Is the surprise of an open and unarmed place,
although called a city, and even a capital, so
unprecedented as to be a matter of indelible
reproach? Which of our own capitals, during
the same war, was not in possession of the
same enemy, not merely by surprise and for a
day only, but permanently? That of Georgia?
Of South Carolina? North Carolina? Pennsylvania?
New York? Connecticut? Rhode
Island? Massachusetts? And if others were
not, it was because the enemy saw no object in
taking possession of them. Add to the list in
the late war (1812) Washington, the metropolis
of the Union, covered by a fort, with troops and
a dense population. And what capital on the
continent of Europe (St. Petersburg and its
regions of ice excented), did not Bonaparte take
and hold at his pleasure? Is it then just that
Richmond and its authorities alone should be
placed under the reproach of history, because,
in a moment of peculiar denudation of resources,
by the coup de main of an enemy, led
on by the hand of fortune directing the winds
and weather to their wishes, it was surprised
and held for twenty-four hours? Or strange
that that enemy with such advantages, should
be enabled, then, to get off, without risking the
honors he had achieved by burnings and destructions
of property peculiar to his principles
of warfare? We, at least, may leave these

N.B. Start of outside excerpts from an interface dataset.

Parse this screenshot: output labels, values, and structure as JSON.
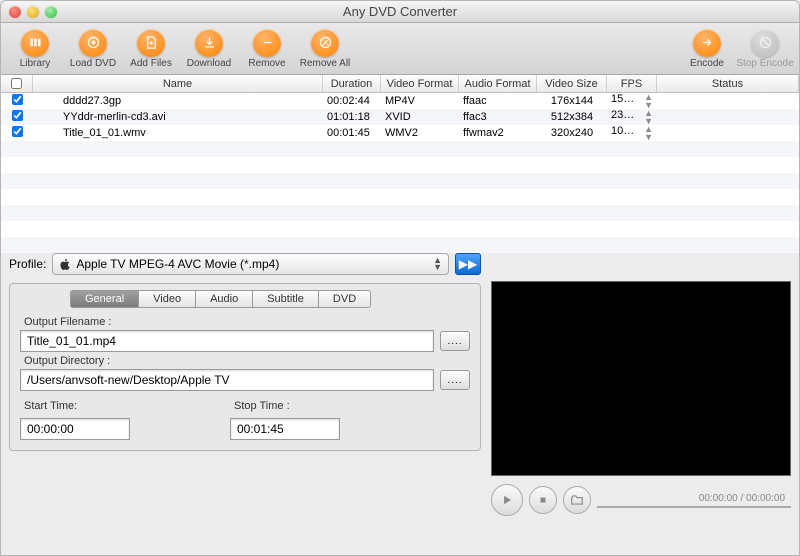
{
  "window": {
    "title": "Any DVD Converter"
  },
  "toolbar": {
    "library": "Library",
    "load_dvd": "Load DVD",
    "add_files": "Add Files",
    "download": "Download",
    "remove": "Remove",
    "remove_all": "Remove All",
    "encode": "Encode",
    "stop_encode": "Stop Encode"
  },
  "columns": {
    "name": "Name",
    "duration": "Duration",
    "video_format": "Video Format",
    "audio_format": "Audio Format",
    "video_size": "Video Size",
    "fps": "FPS",
    "status": "Status"
  },
  "files": [
    {
      "checked": true,
      "name": "dddd27.3gp",
      "duration": "00:02:44",
      "vf": "MP4V",
      "af": "ffaac",
      "vs": "176x144",
      "fps": "15…"
    },
    {
      "checked": true,
      "name": "YYddr-merlin-cd3.avi",
      "duration": "01:01:18",
      "vf": "XVID",
      "af": "ffac3",
      "vs": "512x384",
      "fps": "23…"
    },
    {
      "checked": true,
      "name": "Title_01_01.wmv",
      "duration": "00:01:45",
      "vf": "WMV2",
      "af": "ffwmav2",
      "vs": "320x240",
      "fps": "10…"
    }
  ],
  "profile": {
    "label": "Profile:",
    "selected": "Apple TV MPEG-4 AVC Movie (*.mp4)"
  },
  "tabs": {
    "general": "General",
    "video": "Video",
    "audio": "Audio",
    "subtitle": "Subtitle",
    "dvd": "DVD"
  },
  "settings": {
    "output_filename_label": "Output Filename :",
    "output_filename": "Title_01_01.mp4",
    "output_directory_label": "Output Directory :",
    "output_directory": "/Users/anvsoft-new/Desktop/Apple TV",
    "start_time_label": "Start Time:",
    "start_time": "00:00:00",
    "stop_time_label": "Stop Time :",
    "stop_time": "00:01:45",
    "browse": "...."
  },
  "player": {
    "time": "00:00:00 / 00:00:00"
  }
}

glories to their own trumpet.—
To Henry. Lee. Washington ed. vii, 447. Ford ed., x, 388.
(M. 1826)